What is the cost sportstuff.com incurs it all warehouses
CASE STUDY - Managing Growth at SportStuff.com
In December 2008, Sanjay Gupta and his management team were busy evaluating the performance at sport Stuff.com over the previous year. Demand had grown by growth, however, was a mixed blessing.
The venture capitalists supporting the company were very pleased with the growth in sales and the resulting increase in revenue. Sanjay and his team, however, could dearly see that costs would grow faster than revenues if demand continued to grow and the supply chain network was not redesigned. They decided to analyze the performance of the current network to see how it could be redesigned to best cope with the rapid growth anticipated over the next three years.
Sanjay Gupta founded SportStuff.com in 2004 with a mission of supplying parents with more affordable sports equipment for their children. Parents complained about having to discard expensive skates, skis, jackets, and shoes because children outgrew them rapidly. Sanjay's initial plan was for the company to purchase used equipment and jackets from families and surplus equipment from manufacturers and retailers and sell these over the Internet. The idea was well received in the marketplace, demand grew rapidly, and, by the end of 2004, the company had sales of $0.8 million. By this time, a variety of new and used products were being sold, and the company received significant venture capital support.

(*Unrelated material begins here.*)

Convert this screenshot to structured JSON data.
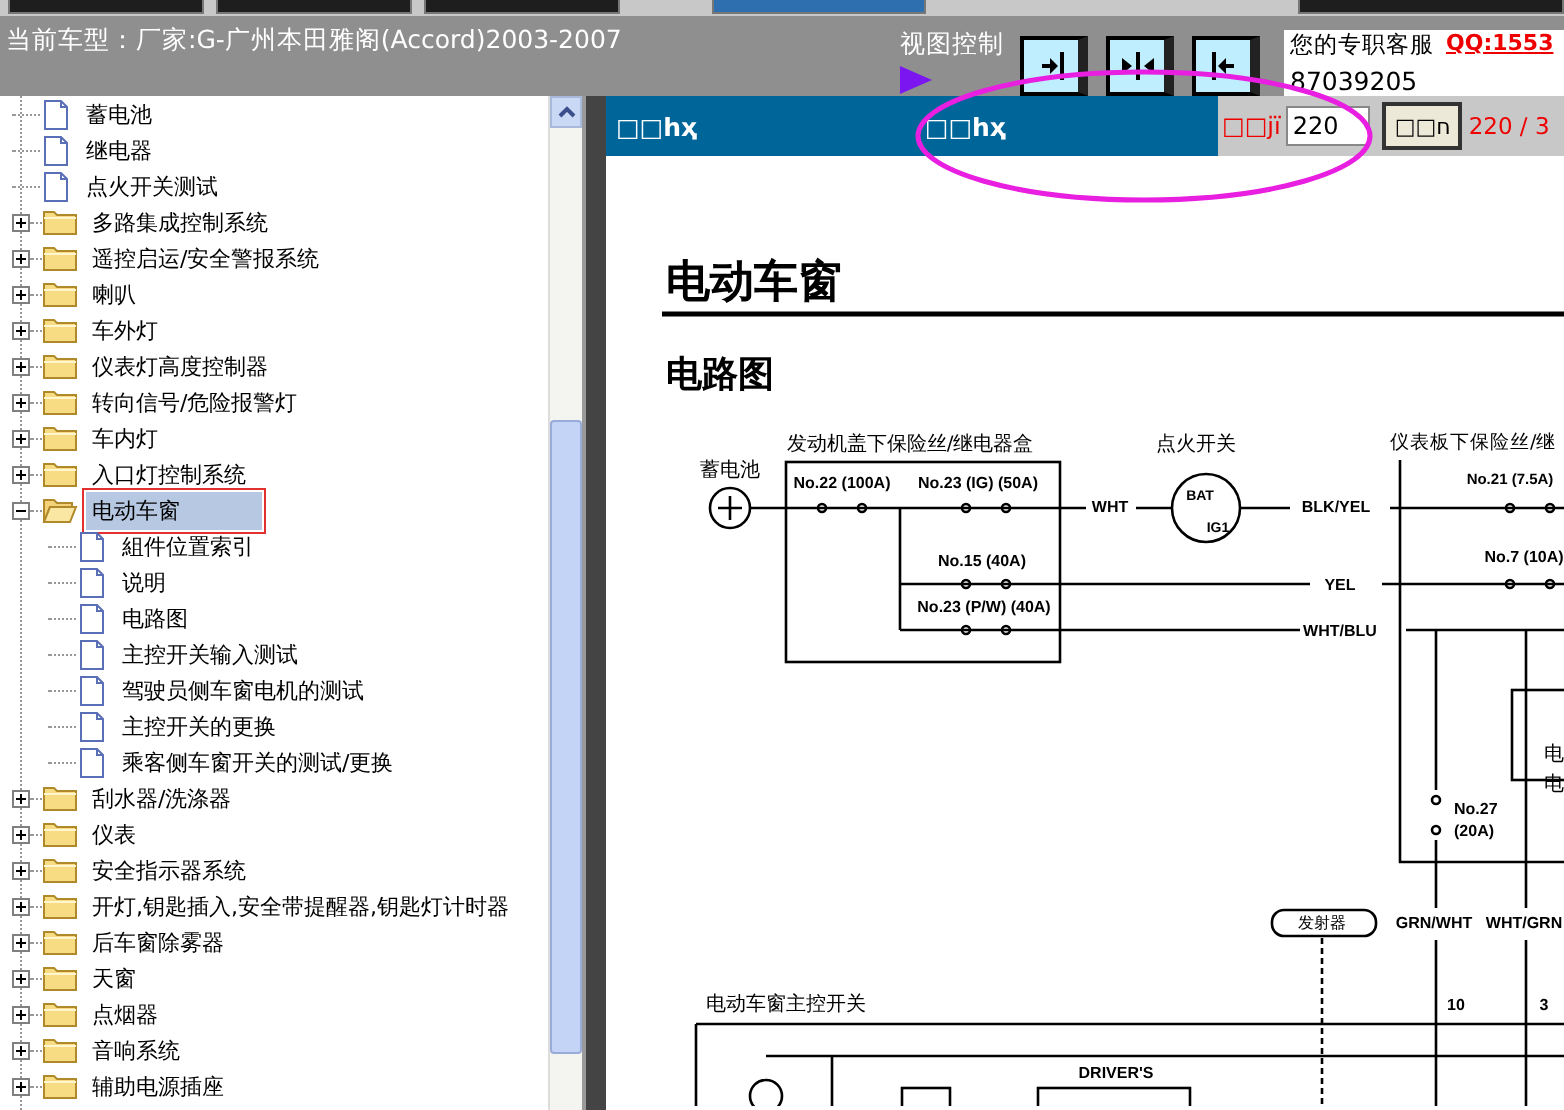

In June 2004, Sanjay leased part of a warehouse in the outskirts of St. Louis to manage the large amount of product being sold. Suppliers sent their product to the warehouse. Customer orders were packed and shipped by UPS from there. As demand grew, SportStuff.com leased more space within the warehouse. By 2007, SportStuff.com leased the entire warehouse and orders were being shipped to customers all over the United States. Management divided the United States into six customer zones for planning purposes. Demand from each customer zone in 2007 was as shown in Table 5-15. Sanjay estimated that the next three years would sec a growth rate of about 80 percent per year. after which demand would level off.
The network Options
Sanjay and his management team could sec that they needed more warehouse space to cope with the antici-pated growth. One option was to lease more warehouse space in St. Louis itself. Other options included leasing warehouses all over the country. Leasing a warehouse involved fixed costs based on the size of the warehouse and variable costs that depended on the quantity shipped through the warehouse. Four potential locations for warehouses were identified in Denver, Seattle, Atlanta. and Philadelphia. Leased warehouses could be either small (about 100.000 sq. ft.) or large (200,(X00 sq. ft.). Small warehouses could handle a flow of up to 2 million units per year, whereas large warehouses could handle a flow of up to 4 million units per year. The current ware-house in St. Louis was small. The fixed and variable costs of small and large warehouses in different loca-tions are shown in Table 5-16.
Sanjay estimated that the inventory holding costs at a warehouse (excluding warehouse expense) was about $600 rootF, where F is the number of units flowing through the warehouse per year. This relationship is based on the theoretical observation that the inventory held at a facility (not across the network) is proportional to the square root of the throughput through the facility. As a result, aggregating throughput through a few facili¬ties reduces the inventory held as compared with disag¬gregating throughput through many facilities. Thus, a warehouse handling I million units per ycar incurred an inventory holding cost of $600,000 in the course of the year. If your version of Excel has problems solving thenonlinear objective function, use the following inventory costs:
|Table 5-15 Regional Demand at SportStuff.com for 2007|
|Zone||Demand in 2007||Zone||Demand in 2007|
If you can handle only a single linear inventory cost. you should use $475,000Y + 0.165F. For each facility, Y = 1 if the facility is used, 0 otherwise.
|Table 5-16 Fixed and variable costs of Potential Warehouses|
|Small Warehouse||Large Warehouse|
|Location||Fixed Cost($/year)||Variable Cost($/Unit Flow)||Fixed Cost($/year)||Variable Cost($/Unit Flow)|
SportStuff.com charged a flat fee of $3 per shipment sent to a customer. An average customer order contained four units. SportStuff.com, in turn, contracted with UPS to handle all its outbound shipments. UPS charges were based on both the origin and the destination of the shipment and are shown in Table 5-17. Management estimated that inbound transportation costs for shipments from suppliers were likely to remain unchanged, no matter what warehouse configuration was selected.
1. What is the cost SportStuff.com incurs it all warehouses leased are in St. Louis?
2. What supply chain network configuration do you recommend for SportStuff.com? Why?
3. How would your recommendation change if transportion costs were twice those shown in Table 5-17
|Table 5 -17 UPS Charges per Shipment (Four Units)|
|Northwest||Southwest||Upper midwest||Lower Midwest||Northeast||Southeast|